Task description:
Print out the records in full, keeping each word unchanged.

Data listing:

────

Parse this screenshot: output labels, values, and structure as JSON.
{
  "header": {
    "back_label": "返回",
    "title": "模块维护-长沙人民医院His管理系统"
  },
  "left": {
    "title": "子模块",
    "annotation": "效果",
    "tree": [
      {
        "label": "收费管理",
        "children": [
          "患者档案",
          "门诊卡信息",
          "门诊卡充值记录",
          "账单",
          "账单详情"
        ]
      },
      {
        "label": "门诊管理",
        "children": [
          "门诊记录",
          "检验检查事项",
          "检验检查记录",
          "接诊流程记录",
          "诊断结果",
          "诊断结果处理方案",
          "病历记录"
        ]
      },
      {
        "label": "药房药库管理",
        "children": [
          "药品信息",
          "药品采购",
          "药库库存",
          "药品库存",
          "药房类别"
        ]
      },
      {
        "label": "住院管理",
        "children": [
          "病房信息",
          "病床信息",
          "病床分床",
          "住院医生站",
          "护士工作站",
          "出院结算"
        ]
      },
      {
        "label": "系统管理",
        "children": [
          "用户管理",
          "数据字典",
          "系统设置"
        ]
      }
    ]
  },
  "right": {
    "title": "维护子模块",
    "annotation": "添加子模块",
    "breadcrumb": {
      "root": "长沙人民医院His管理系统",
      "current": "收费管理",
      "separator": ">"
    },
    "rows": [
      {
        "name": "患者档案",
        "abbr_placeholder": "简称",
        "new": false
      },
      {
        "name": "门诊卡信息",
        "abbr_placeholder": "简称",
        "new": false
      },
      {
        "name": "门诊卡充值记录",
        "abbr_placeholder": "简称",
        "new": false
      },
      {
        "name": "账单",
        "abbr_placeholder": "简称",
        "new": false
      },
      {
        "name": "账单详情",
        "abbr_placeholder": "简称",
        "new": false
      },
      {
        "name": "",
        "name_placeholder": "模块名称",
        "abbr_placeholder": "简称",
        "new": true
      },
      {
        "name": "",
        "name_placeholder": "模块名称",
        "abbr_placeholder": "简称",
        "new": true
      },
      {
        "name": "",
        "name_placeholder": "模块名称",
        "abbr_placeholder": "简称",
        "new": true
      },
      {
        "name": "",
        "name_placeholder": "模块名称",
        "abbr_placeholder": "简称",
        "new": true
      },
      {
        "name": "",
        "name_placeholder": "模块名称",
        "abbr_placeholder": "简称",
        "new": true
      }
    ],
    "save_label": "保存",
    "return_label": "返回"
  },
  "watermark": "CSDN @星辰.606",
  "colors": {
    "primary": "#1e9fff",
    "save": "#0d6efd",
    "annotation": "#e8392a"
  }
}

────

Finished task:
Parse this screenshot: output labels, values, and structure as JSON.
{
  "header": {
    "back_label": "返回",
    "title": "模块维护-长沙人民医院His管理系统"
  },
  "left": {
    "title": "子模块",
    "annotation": "效果",
    "tree": [
      {
        "label": "收费管理",
        "children": [
          "患者档案",
          "门诊卡信息",
          "门诊卡充值记录",
          "账单",
          "账单详情"
        ]
      },
      {
        "label": "门诊管理",
        "children": [
          "门诊记录",
          "检验检查事项",
          "检验检查记录",
          "接诊流程记录",
          "诊断结果",
          "诊断结果处理方案",
          "病历记录"
        ]
      },
      {
        "label": "药房药库管理",
        "children": [
          "药品信息",
          "药品采购",
          "药库库存",
          "药品库存",
          "药房类别"
        ]
      },
      {
        "label": "住院管理",
        "children": [
          "病房信息",
          "病床信息",
          "病床分床",
          "住院医生站",
          "护士工作站",
          "出院结算"
        ]
      },
      {
        "label": "系统管理",
        "children": [
          "用户管理",
          "数据字典",
          "系统设置"
        ]
      }
    ]
  },
  "right": {
    "title": "维护子模块",
    "annotation": "添加子模块",
    "breadcrumb": {
      "root": "长沙人民医院His管理系统",
      "current": "收费管理",
      "separator": ">"
    },
    "rows": [
      {
        "name": "患者档案",
        "abbr_placeholder": "简称",
        "new": false
      },
      {
        "name": "门诊卡信息",
        "abbr_placeholder": "简称",
        "new": false
      },
      {
        "name": "门诊卡充值记录",
        "abbr_placeholder": "简称",
        "new": false
      },
      {
        "name": "账单",
        "abbr_placeholder": "简称",
        "new": false
      },
      {
        "name": "账单详情",
        "abbr_placeholder": "简称",
        "new": false
      },
      {
        "name": "",
        "name_placeholder": "模块名称",
        "abbr_placeholder": "简称",
        "new": true
      },
      {
        "name": "",
        "name_placeholder": "模块名称",
        "abbr_placeholder": "简称",
        "new": true
      },
      {
        "name": "",
        "name_placeholder": "模块名称",
        "abbr_placeholder": "简称",
        "new": true
      },
      {
        "name": "",
        "name_placeholder": "模块名称",
        "abbr_placeholder": "简称",
        "new": true
      },
      {
        "name": "",
        "name_placeholder": "模块名称",
        "abbr_placeholder": "简称",
        "new": true
      }
    ],
    "save_label": "保存",
    "return_label": "返回"
  },
  "watermark": "CSDN @星辰.606",
  "colors": {
    "primary": "#1e9fff",
    "save": "#0d6efd",
    "annotation": "#e8392a"
  }
}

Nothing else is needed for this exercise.